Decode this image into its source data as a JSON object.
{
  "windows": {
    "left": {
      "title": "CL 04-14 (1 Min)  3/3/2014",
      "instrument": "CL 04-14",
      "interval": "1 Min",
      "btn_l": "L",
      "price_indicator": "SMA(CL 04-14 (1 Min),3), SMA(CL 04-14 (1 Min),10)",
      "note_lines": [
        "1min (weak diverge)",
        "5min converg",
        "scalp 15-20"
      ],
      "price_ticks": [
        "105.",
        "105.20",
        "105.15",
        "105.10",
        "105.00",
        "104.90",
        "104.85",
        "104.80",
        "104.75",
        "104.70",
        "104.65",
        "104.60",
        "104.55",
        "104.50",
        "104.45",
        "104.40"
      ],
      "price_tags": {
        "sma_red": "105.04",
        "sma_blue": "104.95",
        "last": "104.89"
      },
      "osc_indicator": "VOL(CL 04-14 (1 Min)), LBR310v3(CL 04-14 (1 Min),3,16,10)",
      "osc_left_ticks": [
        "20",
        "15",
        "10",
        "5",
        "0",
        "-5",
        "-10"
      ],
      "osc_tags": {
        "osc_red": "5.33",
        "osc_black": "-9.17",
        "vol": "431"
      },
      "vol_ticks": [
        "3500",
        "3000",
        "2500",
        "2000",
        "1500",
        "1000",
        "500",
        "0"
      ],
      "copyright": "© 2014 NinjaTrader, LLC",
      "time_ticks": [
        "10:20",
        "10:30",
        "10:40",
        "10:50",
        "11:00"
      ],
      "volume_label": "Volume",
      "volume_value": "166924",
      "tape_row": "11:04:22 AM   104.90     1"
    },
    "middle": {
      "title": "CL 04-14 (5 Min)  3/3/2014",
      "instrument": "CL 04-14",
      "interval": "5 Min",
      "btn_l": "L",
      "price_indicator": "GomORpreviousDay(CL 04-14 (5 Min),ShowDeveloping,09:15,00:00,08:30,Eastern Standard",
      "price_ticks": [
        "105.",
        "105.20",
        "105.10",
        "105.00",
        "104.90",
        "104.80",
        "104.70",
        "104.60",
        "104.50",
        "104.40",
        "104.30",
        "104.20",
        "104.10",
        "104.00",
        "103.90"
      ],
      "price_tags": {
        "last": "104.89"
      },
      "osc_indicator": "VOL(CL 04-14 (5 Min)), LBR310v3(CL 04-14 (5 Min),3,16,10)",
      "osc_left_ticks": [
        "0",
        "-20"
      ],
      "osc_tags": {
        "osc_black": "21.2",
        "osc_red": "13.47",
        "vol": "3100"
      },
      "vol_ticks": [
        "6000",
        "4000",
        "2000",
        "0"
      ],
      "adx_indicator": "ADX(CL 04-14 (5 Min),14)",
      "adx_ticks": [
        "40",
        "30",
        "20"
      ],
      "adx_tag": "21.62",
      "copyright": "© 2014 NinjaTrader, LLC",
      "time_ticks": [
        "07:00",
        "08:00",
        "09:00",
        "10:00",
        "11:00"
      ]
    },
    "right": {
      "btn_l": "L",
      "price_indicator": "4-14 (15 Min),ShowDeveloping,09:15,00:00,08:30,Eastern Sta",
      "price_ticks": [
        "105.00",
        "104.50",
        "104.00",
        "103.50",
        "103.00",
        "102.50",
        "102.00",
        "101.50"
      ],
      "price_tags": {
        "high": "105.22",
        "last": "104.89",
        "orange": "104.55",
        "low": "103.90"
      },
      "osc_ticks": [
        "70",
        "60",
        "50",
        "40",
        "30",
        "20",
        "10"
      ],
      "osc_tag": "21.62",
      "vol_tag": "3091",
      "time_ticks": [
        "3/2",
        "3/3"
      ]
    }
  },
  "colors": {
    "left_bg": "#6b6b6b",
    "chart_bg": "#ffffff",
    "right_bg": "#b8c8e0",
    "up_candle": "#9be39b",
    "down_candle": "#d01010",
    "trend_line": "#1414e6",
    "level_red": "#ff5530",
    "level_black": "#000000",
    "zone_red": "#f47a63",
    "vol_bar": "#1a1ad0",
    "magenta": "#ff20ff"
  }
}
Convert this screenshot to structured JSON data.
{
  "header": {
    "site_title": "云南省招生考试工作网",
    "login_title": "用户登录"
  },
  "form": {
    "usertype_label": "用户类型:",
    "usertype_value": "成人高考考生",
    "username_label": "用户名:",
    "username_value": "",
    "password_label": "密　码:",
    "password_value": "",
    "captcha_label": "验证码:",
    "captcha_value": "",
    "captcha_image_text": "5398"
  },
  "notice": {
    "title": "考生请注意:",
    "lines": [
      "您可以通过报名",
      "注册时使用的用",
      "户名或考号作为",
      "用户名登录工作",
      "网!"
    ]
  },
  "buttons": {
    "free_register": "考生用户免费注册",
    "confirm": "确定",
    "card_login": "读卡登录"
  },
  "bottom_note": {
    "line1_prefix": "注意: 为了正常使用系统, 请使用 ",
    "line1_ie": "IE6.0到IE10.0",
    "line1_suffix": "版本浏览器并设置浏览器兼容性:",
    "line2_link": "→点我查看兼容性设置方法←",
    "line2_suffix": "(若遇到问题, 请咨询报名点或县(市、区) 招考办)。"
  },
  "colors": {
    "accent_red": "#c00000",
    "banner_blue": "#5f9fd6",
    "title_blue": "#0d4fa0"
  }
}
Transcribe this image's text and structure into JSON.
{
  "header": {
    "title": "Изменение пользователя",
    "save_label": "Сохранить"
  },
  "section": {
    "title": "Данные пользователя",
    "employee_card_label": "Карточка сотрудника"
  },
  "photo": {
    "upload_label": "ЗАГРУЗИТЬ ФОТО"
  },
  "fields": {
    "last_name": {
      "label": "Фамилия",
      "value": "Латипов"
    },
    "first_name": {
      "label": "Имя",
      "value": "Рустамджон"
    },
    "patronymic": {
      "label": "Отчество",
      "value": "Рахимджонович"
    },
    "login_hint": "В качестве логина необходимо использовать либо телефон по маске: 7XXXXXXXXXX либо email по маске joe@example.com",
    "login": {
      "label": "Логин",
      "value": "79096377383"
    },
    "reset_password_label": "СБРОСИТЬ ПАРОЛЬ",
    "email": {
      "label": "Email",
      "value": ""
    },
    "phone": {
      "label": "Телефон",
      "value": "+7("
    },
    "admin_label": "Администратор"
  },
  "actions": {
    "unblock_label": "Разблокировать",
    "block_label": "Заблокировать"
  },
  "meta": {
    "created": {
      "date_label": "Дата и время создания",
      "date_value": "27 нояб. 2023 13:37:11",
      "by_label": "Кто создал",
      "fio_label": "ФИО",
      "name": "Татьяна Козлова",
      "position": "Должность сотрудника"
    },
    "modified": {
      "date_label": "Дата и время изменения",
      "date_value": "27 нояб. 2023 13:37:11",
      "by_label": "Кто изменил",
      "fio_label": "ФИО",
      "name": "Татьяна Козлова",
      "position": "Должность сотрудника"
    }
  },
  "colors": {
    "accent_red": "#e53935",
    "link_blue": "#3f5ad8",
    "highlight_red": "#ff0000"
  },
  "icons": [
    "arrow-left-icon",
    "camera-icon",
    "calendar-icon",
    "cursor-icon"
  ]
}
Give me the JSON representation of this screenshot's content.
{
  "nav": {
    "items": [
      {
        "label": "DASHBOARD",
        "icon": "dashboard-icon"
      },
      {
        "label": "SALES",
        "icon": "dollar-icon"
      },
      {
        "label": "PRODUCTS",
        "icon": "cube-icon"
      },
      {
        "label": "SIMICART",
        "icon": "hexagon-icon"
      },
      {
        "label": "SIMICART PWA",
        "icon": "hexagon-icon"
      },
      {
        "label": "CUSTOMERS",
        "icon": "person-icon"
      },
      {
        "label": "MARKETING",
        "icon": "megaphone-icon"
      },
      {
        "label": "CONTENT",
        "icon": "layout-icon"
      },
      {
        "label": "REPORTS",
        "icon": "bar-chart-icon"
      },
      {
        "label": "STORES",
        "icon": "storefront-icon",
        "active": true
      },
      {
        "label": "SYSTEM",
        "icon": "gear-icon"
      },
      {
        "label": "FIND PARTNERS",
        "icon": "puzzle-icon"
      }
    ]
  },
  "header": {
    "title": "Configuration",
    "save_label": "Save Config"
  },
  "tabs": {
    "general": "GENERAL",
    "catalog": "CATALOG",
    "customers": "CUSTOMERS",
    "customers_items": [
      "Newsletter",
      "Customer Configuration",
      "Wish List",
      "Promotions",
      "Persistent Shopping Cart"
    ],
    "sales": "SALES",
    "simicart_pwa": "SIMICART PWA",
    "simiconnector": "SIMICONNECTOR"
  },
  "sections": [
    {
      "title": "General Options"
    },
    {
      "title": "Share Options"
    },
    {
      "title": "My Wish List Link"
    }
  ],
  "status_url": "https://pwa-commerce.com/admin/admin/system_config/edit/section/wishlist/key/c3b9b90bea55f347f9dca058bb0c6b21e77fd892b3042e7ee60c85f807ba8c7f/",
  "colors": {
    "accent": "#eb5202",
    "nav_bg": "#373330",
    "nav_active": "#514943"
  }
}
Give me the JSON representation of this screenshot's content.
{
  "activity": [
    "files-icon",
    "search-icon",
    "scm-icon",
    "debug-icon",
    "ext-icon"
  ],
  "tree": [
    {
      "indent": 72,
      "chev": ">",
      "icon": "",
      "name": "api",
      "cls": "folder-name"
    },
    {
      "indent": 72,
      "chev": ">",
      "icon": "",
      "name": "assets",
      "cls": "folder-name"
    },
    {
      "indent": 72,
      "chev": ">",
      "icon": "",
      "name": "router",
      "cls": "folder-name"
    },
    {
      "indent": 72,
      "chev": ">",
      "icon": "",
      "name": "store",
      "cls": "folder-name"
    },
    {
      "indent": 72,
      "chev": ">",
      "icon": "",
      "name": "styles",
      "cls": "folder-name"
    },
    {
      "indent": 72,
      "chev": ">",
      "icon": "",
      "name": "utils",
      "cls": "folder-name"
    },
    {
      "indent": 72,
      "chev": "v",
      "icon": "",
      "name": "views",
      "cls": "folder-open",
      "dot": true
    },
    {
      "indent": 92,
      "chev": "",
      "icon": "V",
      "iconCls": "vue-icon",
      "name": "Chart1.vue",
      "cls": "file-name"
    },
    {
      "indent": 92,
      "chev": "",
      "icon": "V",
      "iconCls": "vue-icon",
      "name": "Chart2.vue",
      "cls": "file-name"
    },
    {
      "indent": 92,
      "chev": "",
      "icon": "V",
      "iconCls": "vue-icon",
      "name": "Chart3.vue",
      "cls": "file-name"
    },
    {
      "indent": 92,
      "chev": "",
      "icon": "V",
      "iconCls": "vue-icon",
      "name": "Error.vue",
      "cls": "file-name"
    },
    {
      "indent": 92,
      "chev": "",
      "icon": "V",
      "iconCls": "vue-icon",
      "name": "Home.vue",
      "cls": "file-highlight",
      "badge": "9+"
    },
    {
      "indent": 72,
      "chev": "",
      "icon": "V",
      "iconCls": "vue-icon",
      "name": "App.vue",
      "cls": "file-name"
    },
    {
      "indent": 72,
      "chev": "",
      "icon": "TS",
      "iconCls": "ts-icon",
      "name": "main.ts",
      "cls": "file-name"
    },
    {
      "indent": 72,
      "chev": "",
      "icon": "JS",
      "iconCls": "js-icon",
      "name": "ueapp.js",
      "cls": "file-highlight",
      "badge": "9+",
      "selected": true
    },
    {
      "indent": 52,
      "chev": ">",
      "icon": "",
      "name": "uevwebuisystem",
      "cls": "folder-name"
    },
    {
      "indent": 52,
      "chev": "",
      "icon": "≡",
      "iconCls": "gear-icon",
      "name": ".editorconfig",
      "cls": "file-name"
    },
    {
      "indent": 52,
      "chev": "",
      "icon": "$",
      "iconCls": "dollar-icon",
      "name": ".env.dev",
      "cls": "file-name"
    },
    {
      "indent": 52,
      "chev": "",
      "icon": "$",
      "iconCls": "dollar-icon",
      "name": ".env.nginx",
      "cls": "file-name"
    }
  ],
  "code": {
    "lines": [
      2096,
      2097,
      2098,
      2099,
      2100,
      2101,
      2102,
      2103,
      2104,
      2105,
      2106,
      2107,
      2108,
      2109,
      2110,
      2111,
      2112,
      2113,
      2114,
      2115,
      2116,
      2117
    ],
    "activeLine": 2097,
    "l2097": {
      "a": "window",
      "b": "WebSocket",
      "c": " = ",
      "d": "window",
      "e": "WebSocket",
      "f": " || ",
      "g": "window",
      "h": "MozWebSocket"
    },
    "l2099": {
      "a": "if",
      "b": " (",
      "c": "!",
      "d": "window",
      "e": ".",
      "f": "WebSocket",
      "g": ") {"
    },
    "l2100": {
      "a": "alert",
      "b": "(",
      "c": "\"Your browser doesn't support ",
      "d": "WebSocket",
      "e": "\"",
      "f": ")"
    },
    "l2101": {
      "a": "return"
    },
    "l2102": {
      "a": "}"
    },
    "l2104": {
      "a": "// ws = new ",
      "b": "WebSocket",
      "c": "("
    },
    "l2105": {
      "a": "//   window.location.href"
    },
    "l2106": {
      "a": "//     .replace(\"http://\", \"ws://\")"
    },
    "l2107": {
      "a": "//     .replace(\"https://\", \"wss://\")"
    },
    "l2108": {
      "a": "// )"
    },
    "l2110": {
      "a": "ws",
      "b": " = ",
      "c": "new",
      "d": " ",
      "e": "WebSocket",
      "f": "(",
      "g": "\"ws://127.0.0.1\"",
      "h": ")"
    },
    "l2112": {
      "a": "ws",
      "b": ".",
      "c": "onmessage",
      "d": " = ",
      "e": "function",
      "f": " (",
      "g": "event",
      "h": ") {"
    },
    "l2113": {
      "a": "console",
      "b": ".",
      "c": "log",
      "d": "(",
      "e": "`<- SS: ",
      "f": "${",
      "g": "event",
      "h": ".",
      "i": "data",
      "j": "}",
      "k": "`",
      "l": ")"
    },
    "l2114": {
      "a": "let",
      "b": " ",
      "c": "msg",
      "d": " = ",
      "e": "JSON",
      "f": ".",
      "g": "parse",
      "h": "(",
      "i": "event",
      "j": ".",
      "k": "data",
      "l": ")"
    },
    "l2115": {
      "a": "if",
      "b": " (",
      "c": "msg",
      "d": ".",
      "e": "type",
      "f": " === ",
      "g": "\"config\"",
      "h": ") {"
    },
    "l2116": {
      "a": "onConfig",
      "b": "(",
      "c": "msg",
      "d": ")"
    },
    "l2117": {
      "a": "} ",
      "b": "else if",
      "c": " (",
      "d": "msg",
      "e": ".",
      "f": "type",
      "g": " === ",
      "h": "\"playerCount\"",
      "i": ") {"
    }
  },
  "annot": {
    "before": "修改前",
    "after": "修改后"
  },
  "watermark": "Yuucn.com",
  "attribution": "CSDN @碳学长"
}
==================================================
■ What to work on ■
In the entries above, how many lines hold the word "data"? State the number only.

■ Answer section ■
4